How can Oxfordshire harness its booming economy to benefit businesses and residents alike?
OxLEP’s debate explores why a ‘sense of place’ is key to the county’s success
Written by: Andrew Baud Photography by: ©Milton Park
There is much to celebrate in Oxfordshire, particularly from an economic perspective with more than 40,000 jobs and hundreds of new businesses created during the past five years, plus support for up to 100,000 new homes. But how does this success translate into creating vibrant, distinctive and practical business and residential communities within the county? In tandem with this, is it important to instil a sense of ‘place’ and identity for Oxfordshire in the face of such significant change?
To discuss some of these issues, the Oxfordshire Local Enterprise Partnership (OxLEP), which champions the county’s economic potential, recently hosted a Q&A event called ‘The importance of ‘Place’ for Oxfordshire’. The panel for the event, which was held at Milton Park in Oxfordshire, comprised a group of business experts who are all working on projects within the county.
The panel chair was Matthew Battle, Managing Director, UK Property Forums, and the speakers were: Nigel Tipple, Chief Executive, OxLEP; Philip Campbell, Commercial Director, MEPC; Placi Espejo, Head of Commercial Sales and Marketing, Heyford Park Management; Piers Slater, Chief Executive, Reef Estates.
Is a ‘sense of place’ important for Oxfordshire?
Philip Campbell said: “Place is absolutely essential for what we do. If we can create a greater place, then we can attract more people and businesses to it. Place is an evolving thing; it’s not fixed. For example, if you rewind 100 years, Milton Park was a farm and now, after many changes over the years, it has become an edge of town science and business community.”
Asked if Milton Park was just a brand, or if people had an emotional attachment to it, Philip said: “I think it’s a brand, but I think you can have an emotional attachment to being here. We have companies here that span out of the university, probably close to a quarter of a century ago now and are still here. They are some of the largest employers in Oxfordshire.”
Piers Slater said: “Oxfordshire is so well placed, with the anchor of Oxford city centre; the history; the university; the River Thames; the Chilterns; the Ridgeway; the transport infrastructure to Heathrow and London; it’s a great place.”
He added: “In Oxfordshire, we are developing a Marriott Hotel, which will open in September. We’re working on a new large science park district just north of Didcot, which will complement the great work at Milton Park, Harwell and Culham. We are also developing a student mixed use scheme in the centre of Oxford.”
Placi Espejo explained how Heyford Park aims to balance the heritage value of the site with the needs of commercial technology businesses and residential properties. She said: “To make a sense of place is to make happy communities. Whether they are business related or residential; whether we are creating a new community hub, it is that quality of life that is important, being happy, waking up in the morning with a smile on your face”

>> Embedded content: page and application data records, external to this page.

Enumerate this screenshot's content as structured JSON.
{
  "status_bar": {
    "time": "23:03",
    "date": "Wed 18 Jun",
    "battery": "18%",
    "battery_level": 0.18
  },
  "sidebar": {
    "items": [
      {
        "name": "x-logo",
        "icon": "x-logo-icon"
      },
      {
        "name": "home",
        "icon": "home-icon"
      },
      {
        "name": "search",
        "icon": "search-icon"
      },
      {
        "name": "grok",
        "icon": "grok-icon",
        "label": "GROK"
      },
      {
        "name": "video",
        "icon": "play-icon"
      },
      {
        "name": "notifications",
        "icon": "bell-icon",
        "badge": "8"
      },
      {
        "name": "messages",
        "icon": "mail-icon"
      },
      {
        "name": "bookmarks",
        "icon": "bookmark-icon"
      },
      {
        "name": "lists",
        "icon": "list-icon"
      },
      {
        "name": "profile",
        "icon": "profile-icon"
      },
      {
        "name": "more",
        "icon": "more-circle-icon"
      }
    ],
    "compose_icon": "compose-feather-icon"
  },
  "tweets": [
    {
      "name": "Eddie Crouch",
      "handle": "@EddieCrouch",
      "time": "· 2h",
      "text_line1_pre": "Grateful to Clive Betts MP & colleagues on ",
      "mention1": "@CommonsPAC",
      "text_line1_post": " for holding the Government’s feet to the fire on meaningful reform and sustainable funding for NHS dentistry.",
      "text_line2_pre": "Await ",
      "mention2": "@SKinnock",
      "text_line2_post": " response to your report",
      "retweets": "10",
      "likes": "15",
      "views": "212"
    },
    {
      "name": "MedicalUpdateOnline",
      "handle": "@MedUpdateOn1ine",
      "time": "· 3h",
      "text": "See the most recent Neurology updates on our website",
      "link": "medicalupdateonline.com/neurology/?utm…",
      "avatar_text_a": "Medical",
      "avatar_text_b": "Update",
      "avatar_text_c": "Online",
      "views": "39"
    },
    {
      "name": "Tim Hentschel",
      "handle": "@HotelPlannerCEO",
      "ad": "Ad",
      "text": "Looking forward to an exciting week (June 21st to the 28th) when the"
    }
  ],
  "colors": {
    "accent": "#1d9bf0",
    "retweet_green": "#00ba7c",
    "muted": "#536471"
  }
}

Nigel Tipple explained the importance of the Oxfordshire Housing and Growth Deal -a multi-million pound Government funding package – to create a sense of place in Oxfordshire. He said: “Businesses and communities are symbiotic; they’ve got to be one and the same thing. So, it’s important to put place-making at the heart of the growth deal. We’ve worked with local partners to secure a commitment for a joint spatial plan for the county, not five individual districts.
“We also have a commitment to develop a strategic infrastructure plan, which we are already well advanced on. We look at everything from road and rail to broadband, school, education, health facilities, so it’s a much broader connecting place agenda, underpinned by productivity and growth around business.”
How can we make Oxfordshire’s housing affordable for young, working people?
Piers Slater said: “I don’t think we have a lack of low cost housing for people who are disadvantaged. However, I think that finding the right housing for young, working people, who have recently finished college, is difficult. We really need strategies and flexibility within the planning system to provide the right type of housing for these people. Oxfordshire needs to think about its affordable housing strategy. Living in Summertown is about as expensive as living in Clapham, which is bonkers.”
Nigel Tipple said: “It costs somewhere between 14 and 17 times the average salary to buy a house in most parts of Oxfordshire. We’re not going to change that overnight, but the critical issue for me is that there’s already evidence of accelerated housing delivery which is part of the challenge. It’s not just about getting planning consents, getting them out of the ground had also been a challenge. However, land banking – i.e. very large areas of land held within single ownerships has been, and continues to be, a challenge.
“There’s a need for key worker housing, whether it’s health or university type key worker accommodation or whether that’s a broader affordability challenge around shared ownership and social rented accommodation. There’s a real commitment to deliver social housing, with some local authorities starting to look at new development companies. We’re also looking at other solutions for the medium term. We know we have to do things differently and it’s a journey that we are now on.”
Details of the next Oxfordshire event can be found at www.oxfordshirelep.com/qandaevent